It seems rudimentary, but what happens when people are chronically deprived of oxygen? Every time they sleep or exercise, or better yet just try to sit up straight (this positions the tongue in the throat so their airway is narrowed, so sitting up straight is not an option for a lot of people and should be a warning sign of airway issues) their oxygen levels drop, and they are not able to create energy in their cells and give off waste, which cannot be removed through breathing. These factors set up inflammation, which becomes chronic, and then, let the parade of chronic fatigue, fibromyalgia, depression, anxiety, autoimmune disease etc. begin. So many of these names are just labels for the body not compensating well for lack of oxygen.

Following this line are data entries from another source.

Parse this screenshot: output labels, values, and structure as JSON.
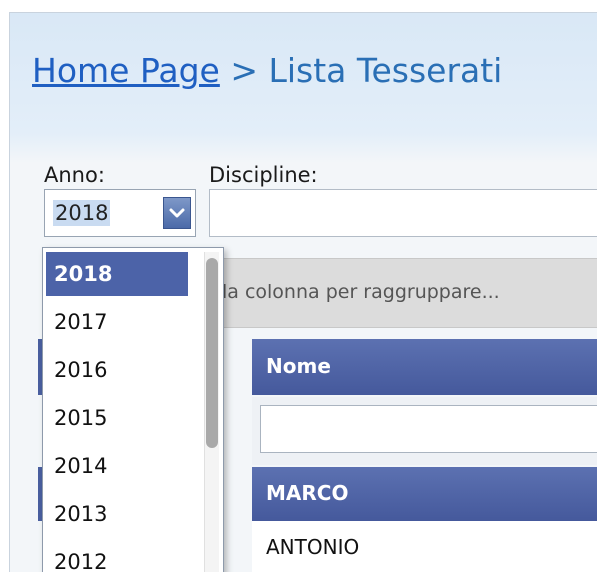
{
  "breadcrumb": {
    "home": "Home Page",
    "separator": ">",
    "current": "Lista Tesserati"
  },
  "filters": {
    "anno_label": "Anno:",
    "anno_value": "2018",
    "discipline_label": "Discipline:",
    "discipline_value": ""
  },
  "dropdown": {
    "options": [
      "2018",
      "2017",
      "2016",
      "2015",
      "2014",
      "2013",
      "2012"
    ],
    "selected": "2018"
  },
  "grid": {
    "group_hint": "la colonna per raggruppare...",
    "columns": [
      "Nome"
    ],
    "rows": [
      "MARCO",
      "ANTONIO"
    ],
    "selected_row": "MARCO"
  },
  "colors": {
    "accent": "#4c63a8",
    "link": "#1f5fc2"
  },
  "icons": {
    "combo_button": "chevron-down-icon"
  }
}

Often, I have patients come in with a specific diagnosis in mind, that they want to address, that they see as the underlying problem to their chronic issues.   A lot of the time it is Lyme disease, and they have testing to prove it. They are not wrong about having this infection but treating this without addressing their airway (and gut) first would be incomprehensible.  It is especially incomprehensible when you understand that to heal from any disease you have to give the body the tools it needs to repair itself. Oxygen is one of those tools. The airway is how you get that oxygen. Let us look at an example.

I had a beautiful young lady come into the office for help with treating her Lyme disease that had to here before been unaddressed It is tempting to keep things “simple” and just say “Let’s focus on this diagnosis.”, which has been proven by urine DNA testing (this testing is very unlikely to be a false positive). Using this tactic, I would have had to ignore her other symptoms, which were actually more important for her immediate future in healing than going after her Lyme infection.

She had had Chronic fatigue since she went into adolescence (Her body grew, increasing her oxygen demand, but her airway stayed small.)  She gets headaches when she naps. She could not sleep on her back, and never felt rested, no matter how much she slept. I would have to ignore that her overbite was noticeable from across the table and that her teeth were crooked and she’d had to have teeth removed for overcrowding. I would have to ignore that her sister, who was sitting next to her, had beautiful teeth and grew up on the same wholesome diet. I would have had to ignore the severe tongue tie that had been unaddressed since birth, the extremely narrow arch of her mouth, and the correlating narrow airway.

So what to do?   First realize, that her tongue tie has led to a tongue that cannot move forward and apply pressure to the jaw so that it could grow with the rest of the body (bone molds and reorganizes based on pressure). Once the tongue tie is addressed, then we will focus on helping the tongue remold the mouth through a sleep orthodontist that understands that straightening her teeth is not a “cosmetic” procedure (she was told her teeth were fine by her dentist-wah?) but rather a life-altering intervention. We would support her airway during her jaw expansion with an oral device for sleep to help move her tongue forward and increase the size of her airway.

I would then write a paper so this beautiful young lady’s pain would not be for naught and the numerous doctors who missed the obvious reason for her illness may read this and learn. Check!

I find it almost embarrassing that we in the medical profession never truly evaluate the patient for this issue, but you can’t evaluate what you were not taught to be important, so I am hoping this can maybe be an issue you can explore with your doctor or better yet an airway specialist, like a sleep dentist/orthodontist, to rule this out as a contributor of your chronic disease.

All together now, A…B…C…D (D stands for ‘Damn, we are obtuse as a profession sometimes’!).

Dr. Nathan Morris, MD